  2. The justification for Creditor Duty is founded on the economic reality that, as a company moves towards insolvent liquidation, the interests of creditors become prominent.
  3. Creditor Duty does not arise when there is a real risk of insolvency, but when the director knew, or ought to have known, the company was imminently insolvent or, that an insolvent liquidation/administration was probable.
  4. The scope of the Creditor Duty is to give consideration and weight to the financial and business interests of the company at the time, to be balance against other interests of stakeholders.
  5. Once insolvency is inevitable, the interests of creditors become paramount.

Initial reactions and ramifications

There is a lot of speculation over this Judgment. Some observations:


  1. Directors are likely to welcome the fact the trigger date has moved back towards the insolvency date and, is based on the balance of probability not simply a real risk of insolvency. This may assist directors to trader out of insolvency (though see paragraph 9 below).
  2. The dialling back of the trigger date was justified on the basis that creditors have an economic interest in the company on winding up i.e. when they share the proceeds of the realisation).

That said, this economic rationale is difficult to comprehend on the facts of this case, as AWA was a non-trading company which paid a lawful dividend. This begs the question whether the trigger point may be viewed differently in a trading company actively making investments.

  1. The trigger date dovetails with the date for wrongful trading obligations under s214 of the Insolvency Act 1986.

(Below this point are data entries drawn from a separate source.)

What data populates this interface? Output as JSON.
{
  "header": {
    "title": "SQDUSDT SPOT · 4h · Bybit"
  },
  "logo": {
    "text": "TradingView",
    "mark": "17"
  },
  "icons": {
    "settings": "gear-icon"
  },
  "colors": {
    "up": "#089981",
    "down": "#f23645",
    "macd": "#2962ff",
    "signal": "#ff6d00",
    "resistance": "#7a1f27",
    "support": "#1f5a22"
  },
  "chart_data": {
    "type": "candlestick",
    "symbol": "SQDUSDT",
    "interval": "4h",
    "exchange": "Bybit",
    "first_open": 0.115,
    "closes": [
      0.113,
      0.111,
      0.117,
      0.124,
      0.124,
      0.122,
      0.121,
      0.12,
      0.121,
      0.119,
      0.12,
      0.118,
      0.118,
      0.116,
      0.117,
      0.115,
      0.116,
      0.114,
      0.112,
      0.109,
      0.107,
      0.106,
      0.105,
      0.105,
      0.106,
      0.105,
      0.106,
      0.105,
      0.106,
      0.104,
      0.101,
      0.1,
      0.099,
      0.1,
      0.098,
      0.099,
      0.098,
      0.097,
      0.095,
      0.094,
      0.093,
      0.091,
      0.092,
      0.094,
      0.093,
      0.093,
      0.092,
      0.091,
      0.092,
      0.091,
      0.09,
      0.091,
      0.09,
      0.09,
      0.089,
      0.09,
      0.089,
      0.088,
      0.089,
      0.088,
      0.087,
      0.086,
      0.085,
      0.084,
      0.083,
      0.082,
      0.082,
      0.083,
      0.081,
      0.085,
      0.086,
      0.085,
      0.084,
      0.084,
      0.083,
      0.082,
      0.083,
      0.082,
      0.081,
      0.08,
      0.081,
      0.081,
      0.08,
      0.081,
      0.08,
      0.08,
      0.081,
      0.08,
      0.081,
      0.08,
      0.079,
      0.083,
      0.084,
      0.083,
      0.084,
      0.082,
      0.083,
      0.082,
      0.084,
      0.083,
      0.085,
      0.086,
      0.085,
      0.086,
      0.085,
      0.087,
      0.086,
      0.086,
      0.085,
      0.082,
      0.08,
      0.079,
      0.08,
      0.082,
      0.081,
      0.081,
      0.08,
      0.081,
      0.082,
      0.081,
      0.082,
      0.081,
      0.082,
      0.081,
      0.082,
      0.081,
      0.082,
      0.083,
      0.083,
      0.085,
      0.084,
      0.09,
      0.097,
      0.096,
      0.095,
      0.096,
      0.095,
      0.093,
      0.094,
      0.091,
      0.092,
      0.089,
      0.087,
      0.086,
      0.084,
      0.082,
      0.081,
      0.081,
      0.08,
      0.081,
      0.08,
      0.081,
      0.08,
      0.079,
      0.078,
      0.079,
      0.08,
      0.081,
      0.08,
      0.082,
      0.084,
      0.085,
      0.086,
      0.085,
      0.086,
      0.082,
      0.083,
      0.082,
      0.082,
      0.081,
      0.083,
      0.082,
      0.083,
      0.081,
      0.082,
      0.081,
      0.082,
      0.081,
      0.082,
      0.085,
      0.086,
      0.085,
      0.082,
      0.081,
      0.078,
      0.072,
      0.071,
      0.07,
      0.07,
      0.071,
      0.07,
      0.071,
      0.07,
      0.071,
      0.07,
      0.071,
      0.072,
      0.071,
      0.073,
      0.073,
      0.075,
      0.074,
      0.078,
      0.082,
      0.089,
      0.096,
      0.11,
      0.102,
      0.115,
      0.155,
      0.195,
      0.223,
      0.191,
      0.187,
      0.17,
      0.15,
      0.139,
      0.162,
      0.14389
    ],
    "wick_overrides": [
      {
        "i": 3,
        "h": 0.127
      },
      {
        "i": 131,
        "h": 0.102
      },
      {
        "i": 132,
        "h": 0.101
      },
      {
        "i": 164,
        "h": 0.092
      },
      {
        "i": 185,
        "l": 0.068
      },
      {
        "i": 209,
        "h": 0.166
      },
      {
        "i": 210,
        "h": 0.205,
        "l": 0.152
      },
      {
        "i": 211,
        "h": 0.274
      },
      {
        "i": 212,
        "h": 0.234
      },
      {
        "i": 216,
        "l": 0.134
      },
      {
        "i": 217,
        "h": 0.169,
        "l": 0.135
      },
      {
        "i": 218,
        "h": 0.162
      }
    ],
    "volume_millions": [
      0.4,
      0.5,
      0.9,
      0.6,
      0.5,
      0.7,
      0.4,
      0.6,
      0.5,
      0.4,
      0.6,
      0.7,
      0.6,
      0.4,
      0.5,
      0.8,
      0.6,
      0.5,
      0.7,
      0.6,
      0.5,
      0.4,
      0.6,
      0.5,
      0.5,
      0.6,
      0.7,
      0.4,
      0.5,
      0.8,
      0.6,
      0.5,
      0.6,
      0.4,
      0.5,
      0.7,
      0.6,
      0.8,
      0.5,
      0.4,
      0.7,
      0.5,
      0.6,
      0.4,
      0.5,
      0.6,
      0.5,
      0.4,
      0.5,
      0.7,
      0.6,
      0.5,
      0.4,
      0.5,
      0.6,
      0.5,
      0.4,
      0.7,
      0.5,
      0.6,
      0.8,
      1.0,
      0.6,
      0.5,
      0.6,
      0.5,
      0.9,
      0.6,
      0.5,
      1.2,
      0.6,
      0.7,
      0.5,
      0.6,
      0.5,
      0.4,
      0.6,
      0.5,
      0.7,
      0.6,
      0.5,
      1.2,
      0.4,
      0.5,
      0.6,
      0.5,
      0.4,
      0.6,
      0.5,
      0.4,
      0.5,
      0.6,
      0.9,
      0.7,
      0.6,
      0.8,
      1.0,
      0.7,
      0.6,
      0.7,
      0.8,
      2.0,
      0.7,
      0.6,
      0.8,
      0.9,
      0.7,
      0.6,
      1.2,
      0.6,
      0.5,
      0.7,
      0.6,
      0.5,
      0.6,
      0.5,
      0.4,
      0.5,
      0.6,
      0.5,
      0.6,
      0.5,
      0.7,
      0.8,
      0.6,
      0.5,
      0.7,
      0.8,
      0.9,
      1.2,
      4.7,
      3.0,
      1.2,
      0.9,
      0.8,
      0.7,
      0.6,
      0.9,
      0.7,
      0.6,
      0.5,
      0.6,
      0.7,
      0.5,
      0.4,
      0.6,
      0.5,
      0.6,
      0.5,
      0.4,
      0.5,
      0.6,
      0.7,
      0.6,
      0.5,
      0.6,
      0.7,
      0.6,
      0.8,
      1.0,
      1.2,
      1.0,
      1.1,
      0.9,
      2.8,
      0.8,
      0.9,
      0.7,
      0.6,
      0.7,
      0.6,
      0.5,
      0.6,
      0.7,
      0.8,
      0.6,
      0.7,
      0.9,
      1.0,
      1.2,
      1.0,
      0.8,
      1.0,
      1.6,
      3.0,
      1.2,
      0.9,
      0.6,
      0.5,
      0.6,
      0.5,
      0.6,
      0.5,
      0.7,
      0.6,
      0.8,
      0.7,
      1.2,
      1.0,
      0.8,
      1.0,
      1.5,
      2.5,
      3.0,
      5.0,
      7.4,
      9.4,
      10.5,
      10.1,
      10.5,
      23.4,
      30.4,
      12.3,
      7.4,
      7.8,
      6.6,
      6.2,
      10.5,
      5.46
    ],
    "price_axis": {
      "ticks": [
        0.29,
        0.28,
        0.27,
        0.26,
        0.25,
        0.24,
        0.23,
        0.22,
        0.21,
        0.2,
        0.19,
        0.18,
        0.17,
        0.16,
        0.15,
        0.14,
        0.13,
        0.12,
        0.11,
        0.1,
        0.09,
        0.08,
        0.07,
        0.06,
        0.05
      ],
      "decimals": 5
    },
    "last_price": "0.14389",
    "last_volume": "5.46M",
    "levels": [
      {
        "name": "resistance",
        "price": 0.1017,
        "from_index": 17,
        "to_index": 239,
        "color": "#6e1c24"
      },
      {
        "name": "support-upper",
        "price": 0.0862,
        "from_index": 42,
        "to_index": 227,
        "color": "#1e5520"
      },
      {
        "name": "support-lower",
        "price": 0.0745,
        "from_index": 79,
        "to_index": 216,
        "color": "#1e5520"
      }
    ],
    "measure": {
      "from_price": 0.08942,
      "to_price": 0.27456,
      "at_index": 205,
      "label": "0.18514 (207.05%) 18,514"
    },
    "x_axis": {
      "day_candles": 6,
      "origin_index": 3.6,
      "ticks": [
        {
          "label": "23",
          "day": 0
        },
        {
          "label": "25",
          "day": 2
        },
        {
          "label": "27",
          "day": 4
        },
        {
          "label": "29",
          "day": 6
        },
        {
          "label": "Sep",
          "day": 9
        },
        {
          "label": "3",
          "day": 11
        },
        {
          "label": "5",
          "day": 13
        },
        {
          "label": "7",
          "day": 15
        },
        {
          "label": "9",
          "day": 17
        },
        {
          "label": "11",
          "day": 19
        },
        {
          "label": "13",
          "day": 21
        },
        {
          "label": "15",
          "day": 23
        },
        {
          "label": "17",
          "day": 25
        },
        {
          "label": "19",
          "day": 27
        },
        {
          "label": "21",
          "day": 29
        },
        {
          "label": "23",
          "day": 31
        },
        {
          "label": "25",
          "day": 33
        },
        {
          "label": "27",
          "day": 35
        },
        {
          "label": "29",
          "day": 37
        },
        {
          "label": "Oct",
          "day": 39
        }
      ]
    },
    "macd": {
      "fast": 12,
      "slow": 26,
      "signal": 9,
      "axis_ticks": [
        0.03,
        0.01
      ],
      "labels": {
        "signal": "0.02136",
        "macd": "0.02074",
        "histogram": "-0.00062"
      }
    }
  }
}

  1. Bordering on insolvency does not necessarily mean insolvency is inevitable. This creates a tricky balancing exercise for directors regarding the interests of shareholders versus the interests of creditors, at a time when risky decisions might need to be made to trade out of insolvency.
  2. There may be conflicting interests between creditors and thus lead to early insolvency where directors cannot pay one creditor before another.
  3. A payment can fall foul of the Insolvency Act 1986 s423 (transactions defrauding creditors) but directors not necessarily be held in breach of the Creditor Duty for authorising the payment which, perception wise, seems contradictory.
  4. There is uncertainty over the level of knowledge required by the director and, whether the burden of proof should be on the director to prove he did not know the company was on the brink of insolvency.
  5. There is uncertainty for directors as to how Creditor Duty will interact with other directors’ duties going forward and, when it becomes a paramount concern over a factor to be considered.

Only time will tell!

This article is for general purpose and guidance only and does not constitute legal advice. Specific legal advice should be taken before acting on any of the topics covered. No part of this article may be used, reproduced, stored or transmitted in any form, or by any means without the prior permission of Brecher LLP.